Records for this task
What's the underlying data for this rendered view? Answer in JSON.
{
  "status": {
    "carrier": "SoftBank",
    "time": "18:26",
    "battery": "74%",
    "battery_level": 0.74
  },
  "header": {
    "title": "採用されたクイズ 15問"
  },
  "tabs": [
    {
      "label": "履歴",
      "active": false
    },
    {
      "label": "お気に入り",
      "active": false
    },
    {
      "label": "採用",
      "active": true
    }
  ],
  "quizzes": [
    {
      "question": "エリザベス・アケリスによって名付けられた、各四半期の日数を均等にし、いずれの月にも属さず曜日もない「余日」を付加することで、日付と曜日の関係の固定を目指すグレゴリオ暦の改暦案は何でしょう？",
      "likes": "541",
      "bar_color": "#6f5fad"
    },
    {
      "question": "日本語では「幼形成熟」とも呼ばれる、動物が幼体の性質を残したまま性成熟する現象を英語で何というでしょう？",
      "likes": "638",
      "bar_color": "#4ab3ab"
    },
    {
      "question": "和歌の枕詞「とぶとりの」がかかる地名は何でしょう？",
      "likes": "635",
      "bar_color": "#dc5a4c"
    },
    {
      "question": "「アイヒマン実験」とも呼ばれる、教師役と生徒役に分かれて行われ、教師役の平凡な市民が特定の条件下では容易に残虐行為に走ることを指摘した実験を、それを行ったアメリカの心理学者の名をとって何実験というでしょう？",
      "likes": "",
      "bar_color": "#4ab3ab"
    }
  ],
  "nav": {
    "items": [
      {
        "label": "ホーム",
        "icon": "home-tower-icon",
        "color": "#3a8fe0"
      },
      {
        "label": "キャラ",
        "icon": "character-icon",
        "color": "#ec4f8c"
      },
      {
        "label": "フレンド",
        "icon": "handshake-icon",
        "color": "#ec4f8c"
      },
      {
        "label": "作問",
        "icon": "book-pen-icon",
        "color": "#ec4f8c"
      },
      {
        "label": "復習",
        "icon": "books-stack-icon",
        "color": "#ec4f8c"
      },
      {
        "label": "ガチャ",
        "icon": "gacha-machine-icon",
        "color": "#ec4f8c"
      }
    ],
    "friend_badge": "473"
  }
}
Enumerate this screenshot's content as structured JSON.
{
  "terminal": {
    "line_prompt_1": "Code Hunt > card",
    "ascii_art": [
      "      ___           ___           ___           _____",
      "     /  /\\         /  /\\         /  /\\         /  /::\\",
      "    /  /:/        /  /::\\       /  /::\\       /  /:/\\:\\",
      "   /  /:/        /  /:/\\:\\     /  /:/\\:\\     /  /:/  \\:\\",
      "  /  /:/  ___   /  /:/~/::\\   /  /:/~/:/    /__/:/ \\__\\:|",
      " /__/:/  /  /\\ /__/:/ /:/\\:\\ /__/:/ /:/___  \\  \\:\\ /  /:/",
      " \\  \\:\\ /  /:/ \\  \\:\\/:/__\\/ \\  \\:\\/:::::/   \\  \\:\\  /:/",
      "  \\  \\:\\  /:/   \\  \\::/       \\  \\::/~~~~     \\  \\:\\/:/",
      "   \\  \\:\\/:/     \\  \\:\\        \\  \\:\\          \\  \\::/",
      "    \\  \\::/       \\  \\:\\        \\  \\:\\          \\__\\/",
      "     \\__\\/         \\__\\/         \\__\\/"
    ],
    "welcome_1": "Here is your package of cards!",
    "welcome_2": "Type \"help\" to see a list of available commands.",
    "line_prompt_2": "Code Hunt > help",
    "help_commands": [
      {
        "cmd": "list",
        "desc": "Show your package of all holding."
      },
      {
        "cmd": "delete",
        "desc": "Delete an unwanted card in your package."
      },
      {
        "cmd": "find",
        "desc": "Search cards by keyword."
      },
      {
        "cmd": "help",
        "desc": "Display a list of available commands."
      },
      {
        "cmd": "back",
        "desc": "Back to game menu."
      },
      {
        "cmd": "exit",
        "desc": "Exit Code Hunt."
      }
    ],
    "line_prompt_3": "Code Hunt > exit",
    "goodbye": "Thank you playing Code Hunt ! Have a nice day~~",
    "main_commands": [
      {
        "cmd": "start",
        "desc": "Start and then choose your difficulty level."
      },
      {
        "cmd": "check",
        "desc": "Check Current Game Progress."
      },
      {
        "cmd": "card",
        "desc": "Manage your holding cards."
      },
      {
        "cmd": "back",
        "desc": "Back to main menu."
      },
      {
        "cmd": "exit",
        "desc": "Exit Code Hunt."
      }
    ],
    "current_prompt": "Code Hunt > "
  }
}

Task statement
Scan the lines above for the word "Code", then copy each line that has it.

The answer
    "line_prompt_1": "Code Hunt > card",
    "line_prompt_2": "Code Hunt > help",
        "desc": "Exit Code Hunt."
    "line_prompt_3": "Code Hunt > exit",
    "goodbye": "Thank you playing Code Hunt ! Have a nice day~~",
        "desc": "Exit Code Hunt."
    "current_prompt": "Code Hunt > "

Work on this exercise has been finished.